• [INFORMATION SUPPLIED]:

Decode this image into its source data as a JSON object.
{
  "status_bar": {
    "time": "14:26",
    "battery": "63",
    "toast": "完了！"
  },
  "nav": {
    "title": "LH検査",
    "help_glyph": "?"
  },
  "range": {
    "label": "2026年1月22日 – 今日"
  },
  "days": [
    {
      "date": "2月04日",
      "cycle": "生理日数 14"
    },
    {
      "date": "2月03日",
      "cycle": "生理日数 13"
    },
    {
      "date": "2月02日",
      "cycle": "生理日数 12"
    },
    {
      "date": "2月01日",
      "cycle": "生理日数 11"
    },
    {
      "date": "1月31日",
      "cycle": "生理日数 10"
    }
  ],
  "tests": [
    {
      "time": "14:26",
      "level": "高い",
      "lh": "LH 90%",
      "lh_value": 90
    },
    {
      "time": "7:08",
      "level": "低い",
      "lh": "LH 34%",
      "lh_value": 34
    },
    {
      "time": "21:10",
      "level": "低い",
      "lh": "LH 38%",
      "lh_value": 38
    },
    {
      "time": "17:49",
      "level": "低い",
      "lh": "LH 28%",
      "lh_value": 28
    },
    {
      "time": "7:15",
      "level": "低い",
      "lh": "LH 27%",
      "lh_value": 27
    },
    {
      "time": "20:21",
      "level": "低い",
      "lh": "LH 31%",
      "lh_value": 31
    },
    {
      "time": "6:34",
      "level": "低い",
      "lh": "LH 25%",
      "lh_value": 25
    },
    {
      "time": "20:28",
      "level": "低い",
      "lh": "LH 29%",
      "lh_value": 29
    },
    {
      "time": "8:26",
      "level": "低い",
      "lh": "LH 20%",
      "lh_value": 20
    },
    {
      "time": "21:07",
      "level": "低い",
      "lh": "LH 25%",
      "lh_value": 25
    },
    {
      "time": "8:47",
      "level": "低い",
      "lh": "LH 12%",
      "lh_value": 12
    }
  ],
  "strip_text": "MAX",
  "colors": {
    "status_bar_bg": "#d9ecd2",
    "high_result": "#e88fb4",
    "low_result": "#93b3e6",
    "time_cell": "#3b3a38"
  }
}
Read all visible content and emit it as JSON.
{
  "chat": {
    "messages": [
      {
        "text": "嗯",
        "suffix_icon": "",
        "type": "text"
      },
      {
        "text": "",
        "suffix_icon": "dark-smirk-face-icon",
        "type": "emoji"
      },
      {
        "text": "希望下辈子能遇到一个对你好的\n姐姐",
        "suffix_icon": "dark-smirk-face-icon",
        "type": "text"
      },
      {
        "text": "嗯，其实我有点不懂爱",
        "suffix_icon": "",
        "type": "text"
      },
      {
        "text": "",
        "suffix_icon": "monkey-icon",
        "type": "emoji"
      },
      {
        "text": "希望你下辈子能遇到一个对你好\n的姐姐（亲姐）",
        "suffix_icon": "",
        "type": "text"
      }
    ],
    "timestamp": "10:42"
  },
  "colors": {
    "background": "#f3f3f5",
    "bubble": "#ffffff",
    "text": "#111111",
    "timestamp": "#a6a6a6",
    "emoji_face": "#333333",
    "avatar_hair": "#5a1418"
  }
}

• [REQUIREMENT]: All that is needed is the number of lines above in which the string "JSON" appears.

• [OUTPUT FOR THIS TASK]: 2